  • Reports have become prevalent about psychiatric symptoms and suicides in patients using Chantix. (Due to Chantix or nicotine withdrawal???) This has recently prompted the FDA to implement a black box warning.
  • Suggested link to heart attacks, seizures, diabetes, dizziness, and confusion
  • Report changes in mood or behavior.
  • Caution driving until patient sees how the drug affects them.

Patient education:

  • Set a quit date. Start Chantix® one week before that. Prescribe the “starter pack.”
  • Take after a meal with a full glass of water.
  • Caution if kidney problems, pregnant (Category-C) or nursing

Second Line Drugs for Smoking Cessation:

  • Nortriptyline (Pamelor): Blocks reuptake of norepinephrine with a lesser effect on serotonin. Similar efficacy to bupropion or nicotine replacement, but safety profile limits its usage.
  • Clonidine (Catapres): Stimulates alpha-2-adrenoceptors in the brainstem and reduces sympathetic outflow

Pharmacist Role: Dr. Boris Lushniak (former Acting Surgeon General) at a Salus University commencement address stated that ALL health care professionals should discuss at EVERY encounter diet, exercise and smoking cessation. No matter if you are a physical therapist, optometrist or pharmacist we need to offer our skills to these patients! Although we have focused on these healthy changes for the New Year, we need to engage our patients throughout the year…
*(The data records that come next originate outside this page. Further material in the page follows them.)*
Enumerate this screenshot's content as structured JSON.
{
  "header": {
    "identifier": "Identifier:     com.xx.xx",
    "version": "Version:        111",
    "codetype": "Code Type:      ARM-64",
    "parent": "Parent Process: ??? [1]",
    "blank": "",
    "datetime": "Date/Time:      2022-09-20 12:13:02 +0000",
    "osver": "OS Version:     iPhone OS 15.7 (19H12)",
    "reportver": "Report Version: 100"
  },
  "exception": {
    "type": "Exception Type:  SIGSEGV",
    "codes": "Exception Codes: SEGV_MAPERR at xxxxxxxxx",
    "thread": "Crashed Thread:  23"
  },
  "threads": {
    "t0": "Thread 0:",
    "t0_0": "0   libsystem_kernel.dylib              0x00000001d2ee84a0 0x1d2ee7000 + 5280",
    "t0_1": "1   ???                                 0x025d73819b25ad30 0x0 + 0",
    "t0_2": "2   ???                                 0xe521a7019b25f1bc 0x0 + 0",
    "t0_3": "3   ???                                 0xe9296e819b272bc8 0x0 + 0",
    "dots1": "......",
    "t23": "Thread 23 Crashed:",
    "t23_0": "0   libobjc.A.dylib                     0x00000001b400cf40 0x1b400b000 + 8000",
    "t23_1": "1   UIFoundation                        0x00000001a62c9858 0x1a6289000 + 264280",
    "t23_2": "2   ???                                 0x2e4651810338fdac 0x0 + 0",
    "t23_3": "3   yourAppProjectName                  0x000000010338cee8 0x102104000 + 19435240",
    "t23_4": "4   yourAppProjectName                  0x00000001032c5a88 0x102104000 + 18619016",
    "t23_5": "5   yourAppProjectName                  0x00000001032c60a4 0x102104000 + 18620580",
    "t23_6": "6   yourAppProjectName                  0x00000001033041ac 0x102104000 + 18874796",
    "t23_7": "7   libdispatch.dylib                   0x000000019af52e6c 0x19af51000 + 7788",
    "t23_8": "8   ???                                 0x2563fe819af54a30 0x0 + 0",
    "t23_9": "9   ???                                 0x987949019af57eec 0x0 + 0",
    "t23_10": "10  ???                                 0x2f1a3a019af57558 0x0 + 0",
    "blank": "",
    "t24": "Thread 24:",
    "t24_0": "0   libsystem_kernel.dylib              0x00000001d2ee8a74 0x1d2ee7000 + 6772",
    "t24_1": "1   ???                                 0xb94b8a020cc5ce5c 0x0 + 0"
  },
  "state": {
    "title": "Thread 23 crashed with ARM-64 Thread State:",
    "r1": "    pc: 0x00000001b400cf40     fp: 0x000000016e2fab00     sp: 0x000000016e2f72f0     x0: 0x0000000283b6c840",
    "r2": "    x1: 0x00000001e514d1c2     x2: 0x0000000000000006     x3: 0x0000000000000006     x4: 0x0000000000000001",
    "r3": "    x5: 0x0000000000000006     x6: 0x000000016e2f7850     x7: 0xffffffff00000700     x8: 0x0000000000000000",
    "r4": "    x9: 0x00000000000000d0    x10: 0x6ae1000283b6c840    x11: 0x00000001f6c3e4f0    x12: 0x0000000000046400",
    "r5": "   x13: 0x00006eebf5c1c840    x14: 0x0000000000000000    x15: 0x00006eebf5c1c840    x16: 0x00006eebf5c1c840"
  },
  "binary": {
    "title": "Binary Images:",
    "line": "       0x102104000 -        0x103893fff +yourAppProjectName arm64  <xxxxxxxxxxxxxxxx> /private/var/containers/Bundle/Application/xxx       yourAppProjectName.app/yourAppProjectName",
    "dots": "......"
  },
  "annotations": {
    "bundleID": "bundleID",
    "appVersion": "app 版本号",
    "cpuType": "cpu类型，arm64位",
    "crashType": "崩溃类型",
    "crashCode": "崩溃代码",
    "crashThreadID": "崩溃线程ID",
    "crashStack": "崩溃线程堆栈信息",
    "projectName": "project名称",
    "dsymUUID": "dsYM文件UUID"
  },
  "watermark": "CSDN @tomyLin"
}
Have a great day on the bench!

Pete Kreckel   Thompson Pharmacy Broad Avenue